The answer to our November 4 Quick Quiz is "Yes": Fair Labor Standards Act overtime must indeed be figured on the kind of bonus we described. In fact, the U.S. Wage and Hour Division's Office of Enforcement Policy ("OEP") took this position with respect to such a bonus in a May 2006 opinion letter.
Under the FLSA, overtime for non-exempt employees must be calculated based upon the "regular rate" of pay. The FLSA says that the regular rate includes "all remuneration for employment paid to, or on behalf of, the employee," with only limited exceptions.
Bonuses are not excluded from this definition simply because they are earned over an entire calendar year. See, e.g., Opinion Letter of Deputy Wage-Hour Administrator FLSA2005-47 (November 4, 2005)("regular rate" included a retention payment designed to encourage employees to remain employed at a facility from June 6, 2002 through September 21, 2004).
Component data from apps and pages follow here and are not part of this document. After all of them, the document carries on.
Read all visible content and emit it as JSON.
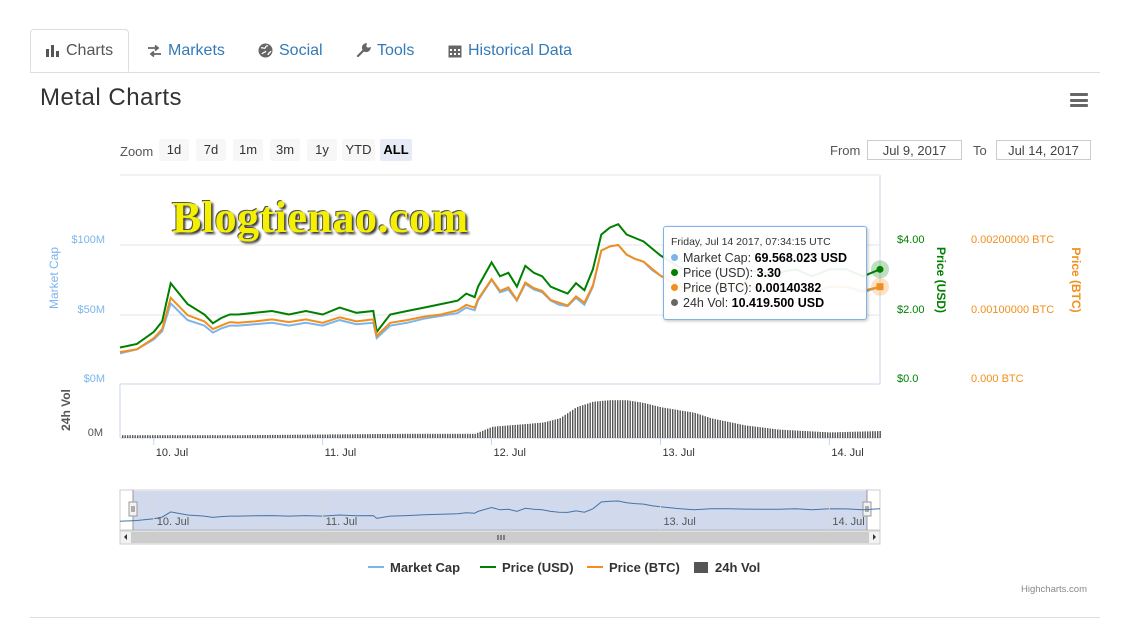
{
  "tabs": [
    {
      "label": "Charts",
      "icon": "bar-chart-icon",
      "active": true
    },
    {
      "label": "Markets",
      "icon": "exchange-arrows-icon",
      "active": false
    },
    {
      "label": "Social",
      "icon": "globe-icon",
      "active": false
    },
    {
      "label": "Tools",
      "icon": "wrench-icon",
      "active": false
    },
    {
      "label": "Historical Data",
      "icon": "calendar-icon",
      "active": false
    }
  ],
  "page_title": "Metal Charts",
  "zoom": {
    "label": "Zoom",
    "buttons": [
      "1d",
      "7d",
      "1m",
      "3m",
      "1y",
      "YTD",
      "ALL"
    ],
    "selected": "ALL"
  },
  "range": {
    "from_label": "From",
    "from_value": "Jul 9, 2017",
    "to_label": "To",
    "to_value": "Jul 14, 2017"
  },
  "watermark": "Blogtienao.com",
  "tooltip": {
    "header": "Friday, Jul 14 2017, 07:34:15 UTC",
    "rows": [
      {
        "label": "Market Cap:",
        "value": "69.568.023 USD",
        "color": "#7cb5ec"
      },
      {
        "label": "Price (USD):",
        "value": "3.30",
        "color": "#008000"
      },
      {
        "label": "Price (BTC):",
        "value": "0.00140382",
        "color": "#f28f1c"
      },
      {
        "label": "24h Vol:",
        "value": "10.419.500 USD",
        "color": "#666666"
      }
    ]
  },
  "legend": [
    {
      "label": "Market Cap",
      "color": "#7cb5ec",
      "kind": "line"
    },
    {
      "label": "Price (USD)",
      "color": "#008000",
      "kind": "line"
    },
    {
      "label": "Price (BTC)",
      "color": "#f28f1c",
      "kind": "line"
    },
    {
      "label": "24h Vol",
      "color": "#555555",
      "kind": "box"
    }
  ],
  "credits": "Highcharts.com",
  "chart_data": {
    "type": "line",
    "x_axis": {
      "ticks": [
        "10. Jul",
        "11. Jul",
        "12. Jul",
        "13. Jul",
        "14. Jul"
      ]
    },
    "y_axes": [
      {
        "label": "Market Cap",
        "ticks": [
          "$0M",
          "$50M",
          "$100M"
        ],
        "range": [
          0,
          100
        ],
        "unit": "$M",
        "color": "#7cb5ec"
      },
      {
        "label": "Price (USD)",
        "ticks": [
          "$0.0",
          "$2.00",
          "$4.00"
        ],
        "range": [
          0,
          4
        ],
        "color": "#008000"
      },
      {
        "label": "Price (BTC)",
        "ticks": [
          "0.000 BTC",
          "0.00100000 BTC",
          "0.00200000 BTC"
        ],
        "range": [
          0,
          0.002
        ],
        "color": "#f28f1c"
      },
      {
        "label": "24h Vol",
        "ticks": [
          "0M"
        ],
        "color": "#555555"
      }
    ],
    "x": [
      9.8,
      9.9,
      10.0,
      10.05,
      10.1,
      10.2,
      10.3,
      10.35,
      10.4,
      10.45,
      10.5,
      10.6,
      10.7,
      10.8,
      10.9,
      11.0,
      11.1,
      11.2,
      11.3,
      11.32,
      11.4,
      11.5,
      11.6,
      11.7,
      11.8,
      11.85,
      11.9,
      11.92,
      12.0,
      12.05,
      12.1,
      12.15,
      12.2,
      12.25,
      12.3,
      12.35,
      12.4,
      12.45,
      12.5,
      12.55,
      12.6,
      12.65,
      12.7,
      12.75,
      12.8,
      12.85,
      12.9,
      12.95,
      13.0,
      13.1,
      13.2,
      13.3,
      13.4,
      13.5,
      13.6,
      13.7,
      13.8,
      13.9,
      14.0,
      14.1,
      14.2,
      14.3
    ],
    "series": [
      {
        "name": "Price (USD)",
        "color": "#008000",
        "values": [
          1.05,
          1.15,
          1.5,
          1.8,
          2.9,
          2.3,
          2.0,
          1.75,
          1.9,
          2.0,
          2.0,
          2.05,
          2.1,
          2.0,
          2.1,
          2.0,
          2.2,
          2.05,
          2.1,
          1.5,
          2.0,
          2.1,
          2.2,
          2.3,
          2.4,
          2.6,
          2.5,
          2.8,
          3.5,
          3.1,
          3.2,
          2.8,
          3.4,
          3.2,
          3.1,
          2.8,
          2.7,
          2.6,
          2.9,
          2.7,
          3.3,
          4.3,
          4.5,
          4.6,
          4.3,
          4.2,
          4.1,
          3.9,
          3.7,
          3.4,
          3.1,
          3.3,
          3.3,
          3.3,
          3.2,
          3.2,
          3.3,
          3.1,
          3.3,
          3.3,
          3.1,
          3.3
        ]
      },
      {
        "name": "Market Cap",
        "color": "#7cb5ec",
        "values": [
          22,
          25,
          32,
          38,
          58,
          46,
          42,
          37,
          40,
          42,
          42,
          43,
          44,
          42,
          44,
          42,
          46,
          43,
          44,
          33,
          42,
          44,
          47,
          49,
          51,
          55,
          53,
          60,
          75,
          66,
          68,
          60,
          72,
          68,
          66,
          60,
          57,
          56,
          62,
          57,
          70,
          96,
          99,
          100,
          93,
          90,
          88,
          82,
          78,
          71,
          66,
          70,
          70,
          69,
          68,
          68,
          70,
          66,
          70,
          69.6,
          66,
          70
        ]
      },
      {
        "name": "Price (BTC)",
        "color": "#f28f1c",
        "values": [
          0.00046,
          0.0005,
          0.00066,
          0.00079,
          0.00124,
          0.00099,
          0.0009,
          0.00079,
          0.00084,
          0.00089,
          0.00088,
          0.0009,
          0.00093,
          0.00089,
          0.00093,
          0.00088,
          0.00096,
          0.0009,
          0.00093,
          0.00069,
          0.00088,
          0.00092,
          0.00097,
          0.001,
          0.00106,
          0.00114,
          0.0011,
          0.00122,
          0.00151,
          0.00134,
          0.00139,
          0.00121,
          0.00146,
          0.00138,
          0.00134,
          0.00121,
          0.00117,
          0.00113,
          0.00126,
          0.00117,
          0.00142,
          0.00192,
          0.00198,
          0.002,
          0.00186,
          0.0018,
          0.00176,
          0.00166,
          0.00156,
          0.00142,
          0.00132,
          0.00142,
          0.00141,
          0.0014,
          0.00138,
          0.00138,
          0.00141,
          0.00133,
          0.0014,
          0.0014,
          0.00134,
          0.0014
        ]
      }
    ],
    "volume": {
      "name": "24h Vol",
      "x": [
        9.8,
        10.5,
        11.5,
        11.9,
        12.0,
        12.2,
        12.3,
        12.4,
        12.5,
        12.6,
        12.7,
        12.8,
        12.9,
        13.0,
        13.1,
        13.2,
        13.3,
        13.5,
        13.7,
        14.0,
        14.3
      ],
      "values": [
        2,
        2,
        3,
        3,
        8,
        10,
        11,
        14,
        22,
        26,
        27,
        27,
        25,
        22,
        20,
        18,
        14,
        9,
        6,
        4,
        5
      ]
    },
    "tooltip_x": 14.3,
    "navigator": {
      "ticks": [
        "10. Jul",
        "11. Jul",
        "13. Jul",
        "14. Jul"
      ]
    }
  }
}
Employers need not compute overtime on "discretionary" bonuses within the FLSA's meaning. However, this exception applies only if both (a) whether the payments will be made, and (b) the amounts of any such payments:
• Are within management's sole discretion;
• Are decided at or near the end of the period for which the performance of services is being recognized; and
• Are not made pursuant to any prior contract, agreement, or promise (either expressed or implied) causing the employee to expect such payments regularly.
29 U.S.C.A. 207(e)(3)(a). OEP concluded that the kind of annual bonus we described did not fall within these parameters, in part because the benchmarks for whether a bonus would be due suggested that the payments were promised "as an incentive for increased or sustained productive efforts." OEP also determined that the employer abandoned any discretion as to both whether payments would be made and what the amounts would be by announcing the criteria to employees well in advance, which in OEP's view appeared to be "a prior promise or agreement" to pay the bonus if those criteria were met. And although OEP did not clearly say so in explaining its conclusion, the bonus's requirements relating to longevity and remaining employed at the time of payment also cut against its being viewed as discretionary.
Because the bonus is not excludable from the regular rate, Acme must determine whether any non-exempt employee receiving a bonus payment worked more than 40 hours in any workweek in the bonus period. For any employee who did so, it must then figure the workweek-equivalent of the bonus and must calculate overtime on that equivalent for every workweek in which the employee worked overtime.